Calorie restriction: Decelerating mTOR-driven aging from cells to organisms (including humans)

It is discussed that the anti-aging effect of CR rules out accumulation of DNA damage and failure of maintenance as a cause of aging, and suggests that aging is driven in part by the nutrient-sensing TOR network, thus slowing aging and delaying diseases of aging.

Deficiency of the lipid synthesis enzyme, DGAT1, extends longevity in mice

Deletion of DGAT1 in mice provides a model of leanness and extended lifespan that is independent of calorie restriction, and is linked to metabolic conditions that favor longevity.



Longevity, Genes, and Aging

Because of its complexity, the aging process takes us into the realm of integrative biology, and thus, biogerontology should prove instrumental in deciphering the functional and regulatory circuitry of the sequenced genome.

Lifespan extension and delayed immune and collagen aging in mutant mice with defects in growth hormone production

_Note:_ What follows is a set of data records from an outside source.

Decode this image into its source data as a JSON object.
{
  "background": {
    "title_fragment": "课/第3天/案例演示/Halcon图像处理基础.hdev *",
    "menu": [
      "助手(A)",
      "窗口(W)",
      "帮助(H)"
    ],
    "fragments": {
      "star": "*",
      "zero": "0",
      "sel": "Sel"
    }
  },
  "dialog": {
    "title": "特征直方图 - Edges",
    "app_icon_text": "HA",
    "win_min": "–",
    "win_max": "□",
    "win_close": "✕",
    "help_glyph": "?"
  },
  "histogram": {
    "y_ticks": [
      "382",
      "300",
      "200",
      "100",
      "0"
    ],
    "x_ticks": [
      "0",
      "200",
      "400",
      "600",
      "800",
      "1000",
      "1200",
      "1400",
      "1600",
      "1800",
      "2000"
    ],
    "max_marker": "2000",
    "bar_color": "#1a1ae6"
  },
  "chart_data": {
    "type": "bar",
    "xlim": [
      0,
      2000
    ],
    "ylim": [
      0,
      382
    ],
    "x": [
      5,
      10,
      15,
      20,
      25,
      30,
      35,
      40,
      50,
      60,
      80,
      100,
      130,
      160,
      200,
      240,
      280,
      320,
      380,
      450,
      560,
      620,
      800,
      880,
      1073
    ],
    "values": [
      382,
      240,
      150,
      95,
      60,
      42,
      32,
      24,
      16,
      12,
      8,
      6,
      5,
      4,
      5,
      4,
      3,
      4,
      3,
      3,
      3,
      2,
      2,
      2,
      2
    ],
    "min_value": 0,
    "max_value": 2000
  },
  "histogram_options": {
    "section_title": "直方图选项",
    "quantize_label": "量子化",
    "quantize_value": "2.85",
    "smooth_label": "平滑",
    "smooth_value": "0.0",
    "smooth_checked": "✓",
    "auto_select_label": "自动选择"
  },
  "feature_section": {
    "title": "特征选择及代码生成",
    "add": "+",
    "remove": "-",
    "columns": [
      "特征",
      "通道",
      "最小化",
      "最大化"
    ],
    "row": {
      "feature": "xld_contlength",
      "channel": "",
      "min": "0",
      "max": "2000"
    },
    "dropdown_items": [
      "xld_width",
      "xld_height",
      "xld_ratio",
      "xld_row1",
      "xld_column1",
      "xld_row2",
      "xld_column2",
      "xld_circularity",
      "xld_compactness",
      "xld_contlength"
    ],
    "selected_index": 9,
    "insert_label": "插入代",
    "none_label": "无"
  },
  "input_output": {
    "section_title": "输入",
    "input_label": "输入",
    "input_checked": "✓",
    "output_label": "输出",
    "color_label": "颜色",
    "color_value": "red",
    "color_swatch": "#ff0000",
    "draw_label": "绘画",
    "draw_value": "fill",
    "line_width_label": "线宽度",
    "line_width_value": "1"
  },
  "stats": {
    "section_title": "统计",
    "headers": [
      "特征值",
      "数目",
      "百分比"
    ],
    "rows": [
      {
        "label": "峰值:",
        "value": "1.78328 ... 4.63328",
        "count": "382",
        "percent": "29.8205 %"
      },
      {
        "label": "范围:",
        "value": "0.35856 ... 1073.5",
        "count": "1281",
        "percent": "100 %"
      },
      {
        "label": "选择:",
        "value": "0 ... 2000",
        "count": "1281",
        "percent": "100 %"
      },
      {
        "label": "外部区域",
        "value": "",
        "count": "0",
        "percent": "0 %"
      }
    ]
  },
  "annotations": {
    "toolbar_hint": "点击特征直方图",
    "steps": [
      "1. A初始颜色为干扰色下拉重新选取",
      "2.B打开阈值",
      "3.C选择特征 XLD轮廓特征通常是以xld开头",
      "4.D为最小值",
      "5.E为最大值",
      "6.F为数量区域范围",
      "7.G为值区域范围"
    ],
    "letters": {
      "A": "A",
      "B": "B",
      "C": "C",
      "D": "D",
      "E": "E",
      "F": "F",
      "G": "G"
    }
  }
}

It is shown that mice homozygous for loss-of-function mutations at the Pit1 (Snell dwarf) locus show a >40% increase in mean and maximal longevity on the relatively long-lived (C3H/HeJ × DW/J)F1 background, demonstrating that a single gene can control maximum lifespan and the timing of both cellular and extracellular senescence in a mammal.

Longevity: Extending the lifespan of long-lived mice

It is shown that calorie restriction confers a further lifespan increase in the dwarfs, indicating that the two factors may act through different pathways.

Requirement of NAD and SIR2 for life-span extension by calorie restriction in Saccharomyces cerevisiae.

These findings suggest that the increased longevity induced by calorie restriction requires the activation of Sir2p by NAD, the oxidized form of nicotinamide adenine dinucleotide.

Visions & Reflections¶Regulation of longevity and stress resistance: a molecular strategy conserved from yeast to humans?

Although the authors are only beginning to understand the molecular mechanisms that mediate life span extension, the similarities between longevity regulatory pathways in organisms ranging from yeast to mice suggest that insulin/ IGF-1 signaling pathways may also regulate cell damage and longevity in humans.

Caloric Restriction in Primates and Relevance to Humans

Results strongly suggest that the same beneficial “antiaging” and/or “antidisease” effects observed in CR rodents also occur in primates and suggest that CR primates will be less likely to incur diabetes, cardiovascular problems, and other age‐related diseases and may in fact be aging more slowly than fully fed counterparts.

Timing Requirements for Insulin/IGF-1 Signaling in C. elegans

It is found that life-span regulation can be dissociated temporally from phenotypes that might seem to decrease the quality of life, and this finds that in Caenorhabditis elegans, the pathway acts during adulthood to influence aging.

Longevity, senescence, and the genome

By comparing species that have different developmental and life spans, Finch proposes a typology of senescence from rapid to gradual to negligible, and he provides the first multiphyletic calculations of mortality rate constants.

Oxidative Stress, Caloric Restriction, and Aging

Support for this hypothesis includes the following observations: (i) Overexpression of antioxidative enzymes retards the age-related accrual of oxidative damage and extends the maximum life-span of transgenic Drosophila melanogaster and (ii) Variations in longevity among different species inversely correlate with the rates of mitochondrial generation of the superoxide anion radical and hydrogen peroxide.